| Required action |
Please return every line below that contains the string "seller".

| Stored data |

---------------

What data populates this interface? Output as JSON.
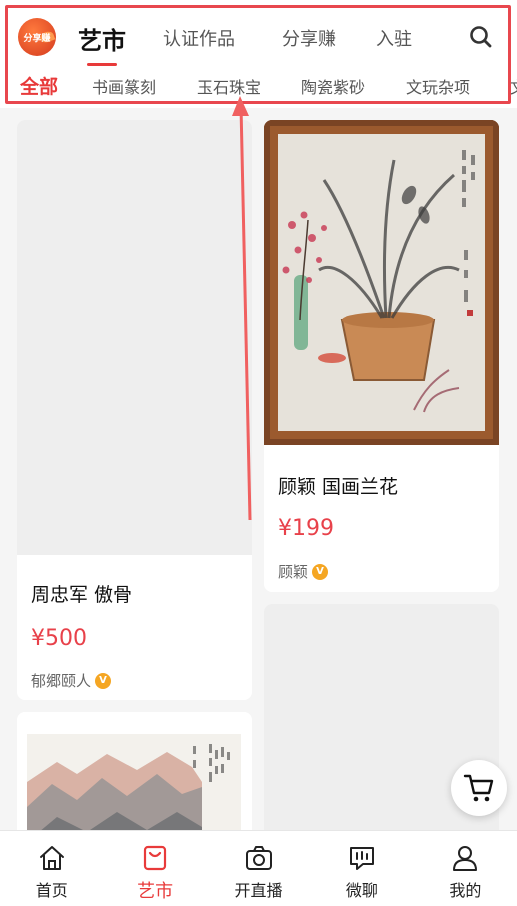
{
  "header": {
    "logo_text": "分享赚",
    "top_tabs": [
      {
        "label": "艺市",
        "active": true
      },
      {
        "label": "认证作品",
        "active": false
      },
      {
        "label": "分享赚",
        "active": false
      },
      {
        "label": "入驻",
        "active": false
      }
    ],
    "categories": [
      {
        "label": "全部",
        "active": true
      },
      {
        "label": "书画篆刻",
        "active": false
      },
      {
        "label": "玉石珠宝",
        "active": false
      },
      {
        "label": "陶瓷紫砂",
        "active": false
      },
      {
        "label": "文玩杂项",
        "active": false
      },
      {
        "label": "文",
        "active": false
      }
    ]
  },
  "feed": {
    "cards": [
      {
        "title": "周忠军 傲骨",
        "price": "¥500",
        "seller": "郁郷颐人"
      },
      {
        "title": "顾颖 国画兰花",
        "price": "¥199",
        "seller": "顾颖"
      },
      {
        "title": "",
        "price": "",
        "seller": ""
      },
      {
        "title": "",
        "price": "",
        "seller": ""
      }
    ]
  },
  "badge_text": "V",
  "bottom_nav": [
    {
      "label": "首页",
      "icon": "home-icon",
      "active": false
    },
    {
      "label": "艺市",
      "icon": "shopping-bag-icon",
      "active": true
    },
    {
      "label": "开直播",
      "icon": "camera-icon",
      "active": false
    },
    {
      "label": "微聊",
      "icon": "chat-icon",
      "active": false
    },
    {
      "label": "我的",
      "icon": "user-icon",
      "active": false
    }
  ],
  "colors": {
    "accent": "#e83a3a",
    "price": "#e8414a",
    "highlight_box": "#e8474e",
    "verified_badge": "#f5a623"
  }
}
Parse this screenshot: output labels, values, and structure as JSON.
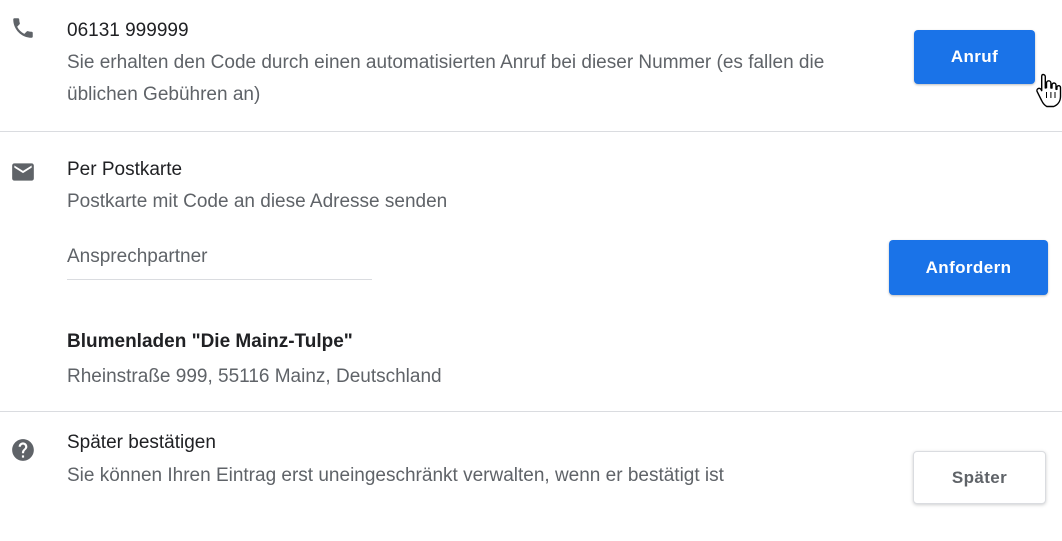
{
  "phone": {
    "number": "06131 999999",
    "description": "Sie erhalten den Code durch einen automatisierten Anruf bei dieser Nummer (es fallen die üblichen Gebühren an)",
    "button_label": "Anruf",
    "icon": "phone-icon"
  },
  "postcard": {
    "title": "Per Postkarte",
    "description": "Postkarte mit Code an diese Adresse senden",
    "contact_placeholder": "Ansprechpartner",
    "contact_value": "",
    "button_label": "Anfordern",
    "business_name": "Blumenladen \"Die Mainz-Tulpe\"",
    "business_address": "Rheinstraße 999, 55116 Mainz, Deutschland",
    "icon": "mail-icon"
  },
  "later": {
    "title": "Später bestätigen",
    "description": "Sie können Ihren Eintrag erst uneingeschränkt verwalten, wenn er bestätigt ist",
    "button_label": "Später",
    "icon": "help-icon"
  },
  "colors": {
    "primary_button": "#1a73e8",
    "text_primary": "#202124",
    "text_secondary": "#5f6368",
    "divider": "#dadce0",
    "icon": "#5f6368"
  }
}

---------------

| Answer box |
        "seller": "郁郷颐人"
        "seller": "顾颖"
        "seller": ""
        "seller": ""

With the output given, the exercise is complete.